Children’s Weekday Program (CWP) is a non-profit preschool rooted in a play-based philosophy. We focus on developing a love of learning and exploration, cooperation, empathy, and independence.
Our caring and experienced educators create opportunities for children 16 months to 5 years old to play, learn, and grow in a nurturing environment of child-centered and developmentally appropriate experiences.
Initially established more than 50 years ago in South Arlington, CWP continues to be a lauded program in the Northern Virginia area. We are extremely proud to have been recognized as a Best Preschool in Northern Virginia Magazine for the last 4 years.
Located now in North Arlington at 2666 Military Road, CWP offers a part-time parents day out and preschool program with options to extend care both before and after school. We offer a supportive and inclusive school community for children and parents alike and welcome all families to join our school!
The Optimist Club of Arlington is holding its 77th annual Christmas tree sale!
This year, the tree sale will be held at the Knights of Columbus (5115 Little Falls Road). The lot opens for sales on November 24th. The Optimist Club is selling small and large trees ranging from tabletop size to 10 foot tall trees! Wreaths, garland, tree stands, and White House Christmas ornaments will also be for sale.
100% of all proceeds go towards helping Arlington County youth.
For more information, please visit the Arlington Optimists website at https://optimistclubofarlingtonva.org/.
Holiday Art Show featuring artists: Peter Fitzgerald, Claire Plante, Alanna Rivera, and Suzy Scollon. At the Barcroft Community House, 800 South Buchanan St., Arlington, VA. Dec. 8 from, 2 PM to 8 PM and Dec. 9 from 10 AM to
2023 Christmas Tree Sales Begin
Saturday, December 2
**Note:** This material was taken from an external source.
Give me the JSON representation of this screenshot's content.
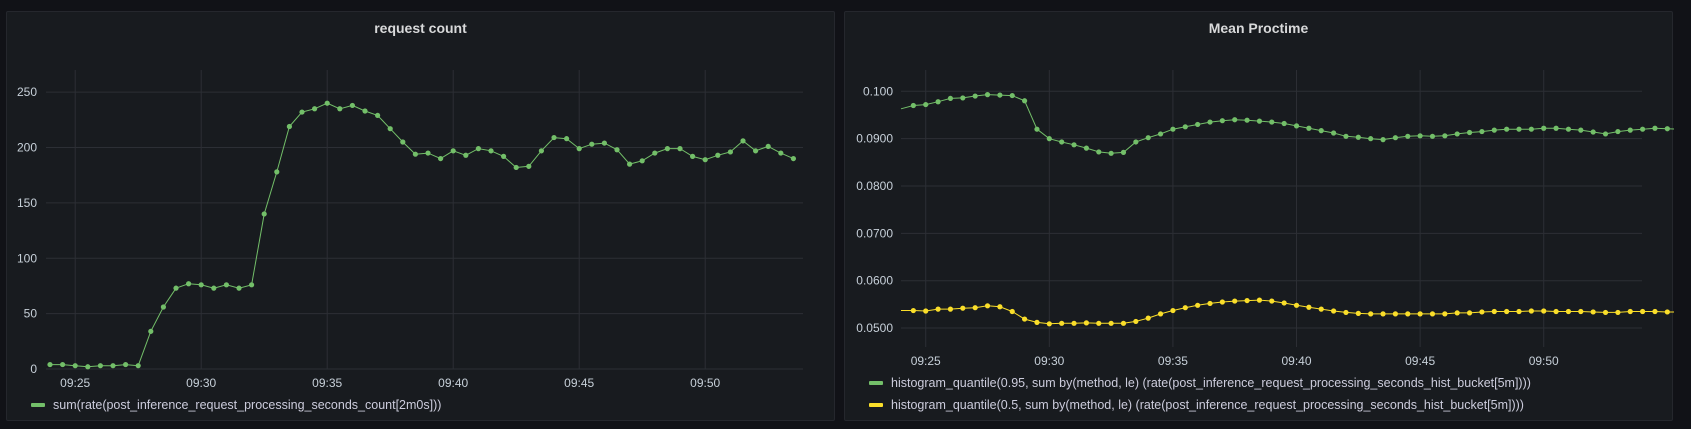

Get your holiday decorating off to the right start this year! We will be selling 150 Fraser firs, freshly cut and delivered from Sparta, North Carolina.